+++ Material for this exercise

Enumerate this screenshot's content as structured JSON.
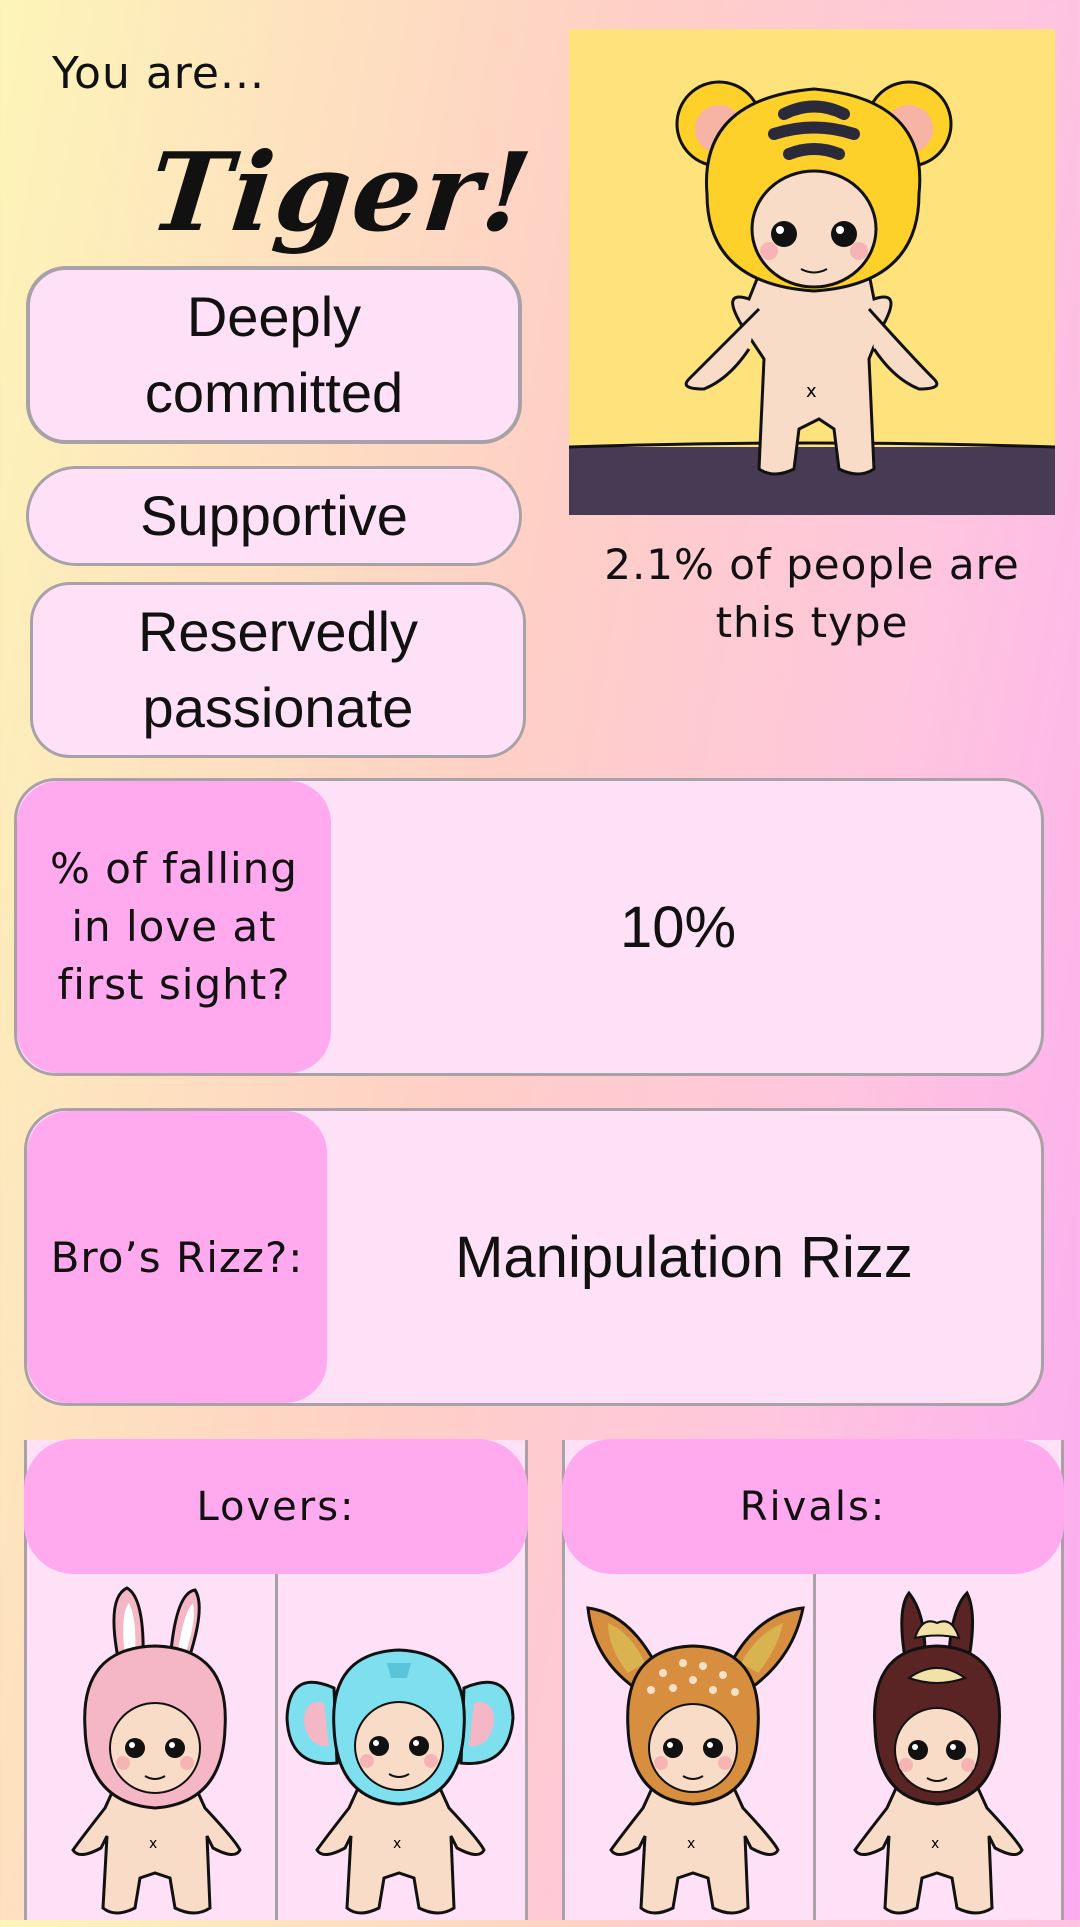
{
  "header": {
    "intro": "You are...",
    "type_name": "Tiger!"
  },
  "traits": [
    "Deeply\ncommitted",
    "Supportive",
    "Reservedly\npassionate"
  ],
  "portrait": {
    "icon": "tiger-hood-doll-icon",
    "background": "#fee37c",
    "floor": "#473a55"
  },
  "stats": {
    "percent_text": "2.1% of people are this type"
  },
  "love_first_sight": {
    "label": "% of falling in love at first sight?",
    "value": "10%"
  },
  "rizz": {
    "label": "Bro’s Rizz?:",
    "value": "Manipulation Rizz"
  },
  "lovers": {
    "label": "Lovers:",
    "items": [
      "bunny-hood-doll-icon",
      "elephant-hood-doll-icon"
    ]
  },
  "rivals": {
    "label": "Rivals:",
    "items": [
      "deer-hood-doll-icon",
      "horse-hood-doll-icon"
    ]
  },
  "colors": {
    "pill_bg": "#ffe1f7",
    "accent_pink": "#ffaaef",
    "border": "#a8a2a8"
  }
}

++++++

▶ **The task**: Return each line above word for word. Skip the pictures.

▶ **Solution to the exercise**:
Enumerate this screenshot's content as structured JSON.
{
  "header": {
    "intro": "You are...",
    "type_name": "Tiger!"
  },
  "traits": [
    "Deeply\ncommitted",
    "Supportive",
    "Reservedly\npassionate"
  ],
  "portrait": {
    "icon": "tiger-hood-doll-icon",
    "background": "#fee37c",
    "floor": "#473a55"
  },
  "stats": {
    "percent_text": "2.1% of people are this type"
  },
  "love_first_sight": {
    "label": "% of falling in love at first sight?",
    "value": "10%"
  },
  "rizz": {
    "label": "Bro’s Rizz?:",
    "value": "Manipulation Rizz"
  },
  "lovers": {
    "label": "Lovers:",
    "items": [
      "bunny-hood-doll-icon",
      "elephant-hood-doll-icon"
    ]
  },
  "rivals": {
    "label": "Rivals:",
    "items": [
      "deer-hood-doll-icon",
      "horse-hood-doll-icon"
    ]
  },
  "colors": {
    "pill_bg": "#ffe1f7",
    "accent_pink": "#ffaaef",
    "border": "#a8a2a8"
  }
}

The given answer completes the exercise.